(article, Kim Carlson)
In two must-read columns published over the last several days, Nicholas Kristof of the New York Times has turned his attention to MRSA infections. In the first column, Kristof introduces the acronym MRSA, which stands for methicillin-resistant Staphylococcus aureus, and suggests that these staph infections thrive in pig CAFOs. Kristof also discusses the alarming possibility that MRSA may be passed from pigs to humans. MRSA infections are increasing in this country; last year, more people died in the U.S. from MRSA than from AIDS. In the second column, Kristof scolds agribusiness for using antibiotics in healthy animals, just to be able to keep the animals in cramped, unsanitary, and unhealthy conditions. Writes Kristof: bq. Public-health experts worry that pigs could pass on the infection by direct contact with their handlers, through their wastes leaking into groundwater (one study has already found antibiotic-resistant bacteria entering ground water from hog farms), or through their meat, though there has been no proven case of someone getting it from eating pork. Thorough cooking will kill the bacteria, but people often use the same knife to cut raw meat and then to chop vegetables. Or they plop a pork chop on a plate, cook it, and then contaminate it by putting it back on the original plate. Suggestions for all who eat pork: Be scrupulous in thoroughly cooking the meat. Don't cross-contaminate by using unwashed cutting boards, knives, or plates. When at all possible, eat pork from growers who don't feed healthy pigs antibiotics.

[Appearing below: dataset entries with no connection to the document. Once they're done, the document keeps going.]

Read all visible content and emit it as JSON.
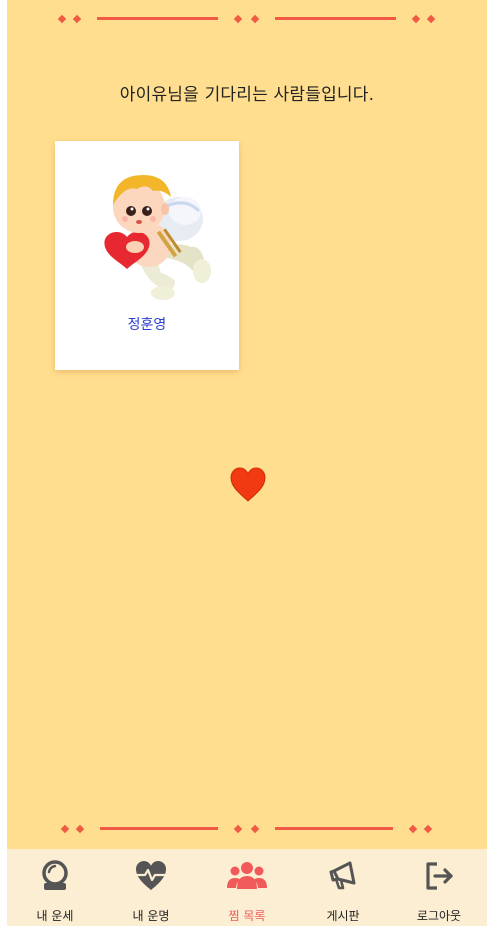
{
  "header": {
    "message": "아이유님을 기다리는 사람들입니다."
  },
  "cards": [
    {
      "name": "정훈영",
      "image": "cupid-with-heart"
    }
  ],
  "decor": {
    "center_icon": "heart-icon"
  },
  "nav": {
    "active": "찜 목록",
    "items": [
      {
        "label": "내 운세",
        "icon": "crystal-ball-icon"
      },
      {
        "label": "내 운명",
        "icon": "heart-pulse-icon"
      },
      {
        "label": "찜 목록",
        "icon": "users-icon"
      },
      {
        "label": "게시판",
        "icon": "megaphone-icon"
      },
      {
        "label": "로그아웃",
        "icon": "logout-icon"
      }
    ]
  },
  "colors": {
    "background": "#ffdf8f",
    "accent": "#f05a45",
    "nav_bg": "#fbeed2",
    "active": "#f05a5a",
    "name_link": "#2b3fcf"
  }
}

Write or call your congressional representatives, asking them to support legislation banning the use of antibiotics in healthy animals.